** Extracted entries follows **

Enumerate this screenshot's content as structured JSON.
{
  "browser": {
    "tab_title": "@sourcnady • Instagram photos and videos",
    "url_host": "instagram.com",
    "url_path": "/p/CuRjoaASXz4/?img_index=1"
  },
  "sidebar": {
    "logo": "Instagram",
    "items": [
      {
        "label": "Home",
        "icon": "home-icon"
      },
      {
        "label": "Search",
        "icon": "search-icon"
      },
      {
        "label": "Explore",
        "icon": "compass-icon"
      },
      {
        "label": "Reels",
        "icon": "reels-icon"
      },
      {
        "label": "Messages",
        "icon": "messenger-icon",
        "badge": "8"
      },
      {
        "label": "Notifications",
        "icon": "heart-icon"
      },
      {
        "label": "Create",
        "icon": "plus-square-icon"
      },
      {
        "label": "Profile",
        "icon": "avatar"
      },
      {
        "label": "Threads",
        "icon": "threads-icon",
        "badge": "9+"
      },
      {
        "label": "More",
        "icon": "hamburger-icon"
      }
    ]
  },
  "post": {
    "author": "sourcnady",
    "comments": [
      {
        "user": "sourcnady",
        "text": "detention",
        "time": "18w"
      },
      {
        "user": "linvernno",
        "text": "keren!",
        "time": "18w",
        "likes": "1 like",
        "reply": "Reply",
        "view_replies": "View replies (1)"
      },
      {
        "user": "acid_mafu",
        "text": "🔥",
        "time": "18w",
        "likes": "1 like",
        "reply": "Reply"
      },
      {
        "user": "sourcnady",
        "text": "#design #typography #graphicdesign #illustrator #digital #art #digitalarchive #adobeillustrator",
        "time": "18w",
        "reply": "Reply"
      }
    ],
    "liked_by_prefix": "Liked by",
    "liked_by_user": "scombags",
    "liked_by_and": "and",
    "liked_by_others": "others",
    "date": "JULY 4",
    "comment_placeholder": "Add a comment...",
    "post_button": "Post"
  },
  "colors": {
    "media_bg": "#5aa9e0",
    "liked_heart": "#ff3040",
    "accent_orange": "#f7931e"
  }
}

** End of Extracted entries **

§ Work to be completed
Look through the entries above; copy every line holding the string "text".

§ Task answer
        "text": "detention",
        "text": "keren!",
        "text": "🔥",
        "text": "#design #typography #graphicdesign #illustrator #digital #art #digitalarchive #adobeillustrator",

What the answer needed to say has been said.